To put these results into perspective, frontline PTSD drugs such as sertraline (Zoloft) and paroxetine (Paxil) typically only achieve 20% to 30% long term remission rates in patients. Both carry a hefty contraindication profile, and are not suitable for many people.
If COMPASS Pathways Phase 2b readout goes beyond basic “statistical significance” and display blowout efficacy data (along with strong safety data, of course), the market will respond. Not only will psilocybin with assisted-therapy considered a potential treatment option, it will be considered a potential frontline treatment option. Obviously, the potential addressable market for a next-generation solution is massive.
With a global depression treatment market estimated to reach US$16.06 billion by 2027, the stakes are high at each readout stage. With COMPASS leading the research for a major depressive disorder, a pronounced spillover effects should be felt throughout the sector in those dealing in like indications.
Efficacy Data May Be Promising, But What About Ancillary Data?
While the market will mostly focus on the headline data, significant subplots are embedded in the trial. For example, while Cybin Inc. CEO Doug Drysdale “doesn’t see a reason why we won’t see positive efficacy data”, he’s on the lookout at the finer points of the data. He notes that inter-patient variability—defined as the range of possible values for any measurable endpoint in the study—could come into play as psilocybin is a prodrug that is metabolized by the liver. A prodrug is a biologically inactive compound which can be metabolized in the body to produce the active drug.
Since metabolic rates and enzyme (monoamine oxidase) availability, to name a few, differ in every individual, it is possible that COMPASS’ COMP360 psilocybin could effectuate material variability in the patient group. A little variability is to be expected; too much variability could throw the repeatability of results into question.
Other potential issues, such as slow patient metabolic rate, could heighten the risk of drug toxicity in some subjects. Although psilocybin has shown an exceptional safety profile throughout its studied history.

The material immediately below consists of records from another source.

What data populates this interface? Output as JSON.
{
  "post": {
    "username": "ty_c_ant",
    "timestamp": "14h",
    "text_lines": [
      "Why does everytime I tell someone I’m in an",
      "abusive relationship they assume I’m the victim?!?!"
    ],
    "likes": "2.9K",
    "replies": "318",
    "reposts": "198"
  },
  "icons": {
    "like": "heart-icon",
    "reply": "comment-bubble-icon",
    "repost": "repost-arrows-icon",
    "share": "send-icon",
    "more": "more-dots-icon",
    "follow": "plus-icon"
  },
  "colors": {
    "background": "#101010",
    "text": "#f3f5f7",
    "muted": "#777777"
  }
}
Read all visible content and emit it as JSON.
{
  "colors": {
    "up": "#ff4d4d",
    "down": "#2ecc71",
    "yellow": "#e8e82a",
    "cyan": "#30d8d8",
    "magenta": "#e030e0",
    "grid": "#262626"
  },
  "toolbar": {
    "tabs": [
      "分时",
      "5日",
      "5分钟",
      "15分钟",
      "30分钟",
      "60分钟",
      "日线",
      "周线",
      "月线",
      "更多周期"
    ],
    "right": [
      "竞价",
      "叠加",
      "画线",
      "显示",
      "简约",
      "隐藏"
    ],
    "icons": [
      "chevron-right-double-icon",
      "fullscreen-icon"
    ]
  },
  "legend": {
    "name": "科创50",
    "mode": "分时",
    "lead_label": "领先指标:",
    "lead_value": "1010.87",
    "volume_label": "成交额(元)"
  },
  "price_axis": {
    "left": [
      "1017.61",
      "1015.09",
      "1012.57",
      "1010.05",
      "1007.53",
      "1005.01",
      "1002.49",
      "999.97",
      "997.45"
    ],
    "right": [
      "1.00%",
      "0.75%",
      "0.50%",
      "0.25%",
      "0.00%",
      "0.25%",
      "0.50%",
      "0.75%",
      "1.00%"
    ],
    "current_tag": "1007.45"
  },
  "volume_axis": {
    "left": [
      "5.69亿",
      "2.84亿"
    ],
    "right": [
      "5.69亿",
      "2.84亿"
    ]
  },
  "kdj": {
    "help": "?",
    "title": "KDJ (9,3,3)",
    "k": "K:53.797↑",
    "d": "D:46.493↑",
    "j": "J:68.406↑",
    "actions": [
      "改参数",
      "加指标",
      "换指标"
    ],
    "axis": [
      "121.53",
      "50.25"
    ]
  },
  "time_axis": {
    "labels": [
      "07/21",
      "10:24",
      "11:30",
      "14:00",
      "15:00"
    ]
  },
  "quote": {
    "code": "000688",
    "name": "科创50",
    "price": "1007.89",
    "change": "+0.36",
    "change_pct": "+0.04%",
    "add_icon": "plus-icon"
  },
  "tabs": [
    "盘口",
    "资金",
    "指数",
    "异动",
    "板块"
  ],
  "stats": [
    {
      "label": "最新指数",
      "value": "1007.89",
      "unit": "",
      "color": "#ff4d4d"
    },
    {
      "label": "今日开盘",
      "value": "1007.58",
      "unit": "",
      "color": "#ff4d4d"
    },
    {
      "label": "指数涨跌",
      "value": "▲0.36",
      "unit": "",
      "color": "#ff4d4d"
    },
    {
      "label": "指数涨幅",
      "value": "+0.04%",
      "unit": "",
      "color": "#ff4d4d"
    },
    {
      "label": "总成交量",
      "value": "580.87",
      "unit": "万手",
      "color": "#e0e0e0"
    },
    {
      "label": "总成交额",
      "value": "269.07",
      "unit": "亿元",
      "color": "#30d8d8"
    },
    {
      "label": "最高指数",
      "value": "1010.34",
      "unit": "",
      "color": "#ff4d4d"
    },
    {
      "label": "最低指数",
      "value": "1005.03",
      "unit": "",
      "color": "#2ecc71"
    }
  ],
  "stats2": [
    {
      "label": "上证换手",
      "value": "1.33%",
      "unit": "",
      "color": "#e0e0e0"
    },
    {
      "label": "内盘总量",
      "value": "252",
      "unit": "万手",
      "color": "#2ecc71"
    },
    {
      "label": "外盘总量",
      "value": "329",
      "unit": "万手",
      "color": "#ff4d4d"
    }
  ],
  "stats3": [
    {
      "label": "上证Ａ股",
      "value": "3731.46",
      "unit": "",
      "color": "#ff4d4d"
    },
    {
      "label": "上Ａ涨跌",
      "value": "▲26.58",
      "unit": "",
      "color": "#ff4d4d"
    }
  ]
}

Doug Drysdale also points out that the effects of concomitant medications could be a factor in the trial. Concomitant medications are any prescription or over-the-counter drugs and supplements taken in addition to an investigational therapy by a study subject. Their usage can help Investigators identify issues that were not previously reported as adverse events, and could explain adverse events that are caused by drug interactions instead of the study treatment itself.
The data will go along way towards the design of COMPASS Pathways’ upcoming Phase 3 study, assuming efficacy and safety endpoints are met.
After months of reading about industry potential, Total Addressable Market, psilocybin’s transformative therapeutic qualities et al, we sense that investors have moved beyond these narratives. It’s not that these factoids have changed, so much as investors are craving the data to corroborate them. After all, the lifeblood of every early-stage growth industry is a galvanizing news—an “A-Ha” moment that compels investors to act. We cannot think of a better event than validating, fully-powered readout results from the most advanced study in the sector.
Investors will be hoping COMPASS can play Santa Claus and deliver the industry an early Christmas present in Q4.